*** Opening of RAW DATA ***

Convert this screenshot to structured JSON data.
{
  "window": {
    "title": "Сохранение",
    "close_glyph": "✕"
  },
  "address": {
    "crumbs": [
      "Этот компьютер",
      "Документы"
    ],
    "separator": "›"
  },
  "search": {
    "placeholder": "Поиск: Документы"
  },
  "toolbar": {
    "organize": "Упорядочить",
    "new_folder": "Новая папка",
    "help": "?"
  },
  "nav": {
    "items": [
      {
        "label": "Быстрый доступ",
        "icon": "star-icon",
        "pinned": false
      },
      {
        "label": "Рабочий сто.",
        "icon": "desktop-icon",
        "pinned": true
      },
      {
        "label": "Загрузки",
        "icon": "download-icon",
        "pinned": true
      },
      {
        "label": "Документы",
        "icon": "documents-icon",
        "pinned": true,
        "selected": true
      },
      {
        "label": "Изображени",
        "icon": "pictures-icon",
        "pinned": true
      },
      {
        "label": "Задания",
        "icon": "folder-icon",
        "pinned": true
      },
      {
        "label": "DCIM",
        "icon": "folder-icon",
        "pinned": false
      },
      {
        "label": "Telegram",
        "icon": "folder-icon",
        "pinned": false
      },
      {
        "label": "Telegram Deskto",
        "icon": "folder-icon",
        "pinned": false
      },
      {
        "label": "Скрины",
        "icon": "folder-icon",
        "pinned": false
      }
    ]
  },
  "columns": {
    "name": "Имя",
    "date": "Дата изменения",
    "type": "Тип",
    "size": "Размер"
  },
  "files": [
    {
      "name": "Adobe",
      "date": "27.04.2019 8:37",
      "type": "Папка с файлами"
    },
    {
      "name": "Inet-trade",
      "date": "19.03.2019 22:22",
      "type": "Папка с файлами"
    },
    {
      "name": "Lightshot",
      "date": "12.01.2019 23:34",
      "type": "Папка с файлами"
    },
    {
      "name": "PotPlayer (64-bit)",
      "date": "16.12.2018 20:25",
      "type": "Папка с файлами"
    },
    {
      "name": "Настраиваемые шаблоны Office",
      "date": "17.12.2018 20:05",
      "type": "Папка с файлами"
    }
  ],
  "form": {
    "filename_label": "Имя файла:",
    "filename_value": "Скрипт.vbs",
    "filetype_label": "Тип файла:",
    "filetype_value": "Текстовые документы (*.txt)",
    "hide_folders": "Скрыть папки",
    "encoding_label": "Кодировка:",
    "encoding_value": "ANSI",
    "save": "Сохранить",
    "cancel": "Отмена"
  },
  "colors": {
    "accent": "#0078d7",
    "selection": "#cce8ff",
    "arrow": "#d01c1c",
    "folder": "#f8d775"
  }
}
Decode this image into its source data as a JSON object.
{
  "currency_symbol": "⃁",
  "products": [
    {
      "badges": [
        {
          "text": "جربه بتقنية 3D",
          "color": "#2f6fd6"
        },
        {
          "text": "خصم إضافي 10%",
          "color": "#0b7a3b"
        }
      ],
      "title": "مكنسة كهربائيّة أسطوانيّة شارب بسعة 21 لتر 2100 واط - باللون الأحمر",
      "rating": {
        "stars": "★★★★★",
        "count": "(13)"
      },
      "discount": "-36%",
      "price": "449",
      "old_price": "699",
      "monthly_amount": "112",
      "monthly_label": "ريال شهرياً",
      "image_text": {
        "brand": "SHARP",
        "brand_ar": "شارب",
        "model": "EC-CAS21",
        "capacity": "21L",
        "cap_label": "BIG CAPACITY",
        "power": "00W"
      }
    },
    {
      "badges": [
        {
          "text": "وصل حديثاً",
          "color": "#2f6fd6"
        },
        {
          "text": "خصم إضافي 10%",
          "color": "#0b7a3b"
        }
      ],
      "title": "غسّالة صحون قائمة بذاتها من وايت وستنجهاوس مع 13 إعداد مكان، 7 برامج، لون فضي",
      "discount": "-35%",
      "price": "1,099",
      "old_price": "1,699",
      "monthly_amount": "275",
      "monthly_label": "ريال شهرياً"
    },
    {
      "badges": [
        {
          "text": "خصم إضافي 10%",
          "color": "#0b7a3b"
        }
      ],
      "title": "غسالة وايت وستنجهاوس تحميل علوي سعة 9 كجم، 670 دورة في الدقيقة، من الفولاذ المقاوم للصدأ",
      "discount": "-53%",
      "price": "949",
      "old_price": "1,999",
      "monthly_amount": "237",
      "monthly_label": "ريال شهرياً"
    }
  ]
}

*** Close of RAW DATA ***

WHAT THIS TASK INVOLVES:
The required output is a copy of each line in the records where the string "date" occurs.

EXERCISE ANSWER:
    "date": "Дата изменения",
      "date": "27.04.2019 8:37",
      "date": "19.03.2019 22:22",
      "date": "12.01.2019 23:34",
      "date": "16.12.2018 20:25",
      "date": "17.12.2018 20:05",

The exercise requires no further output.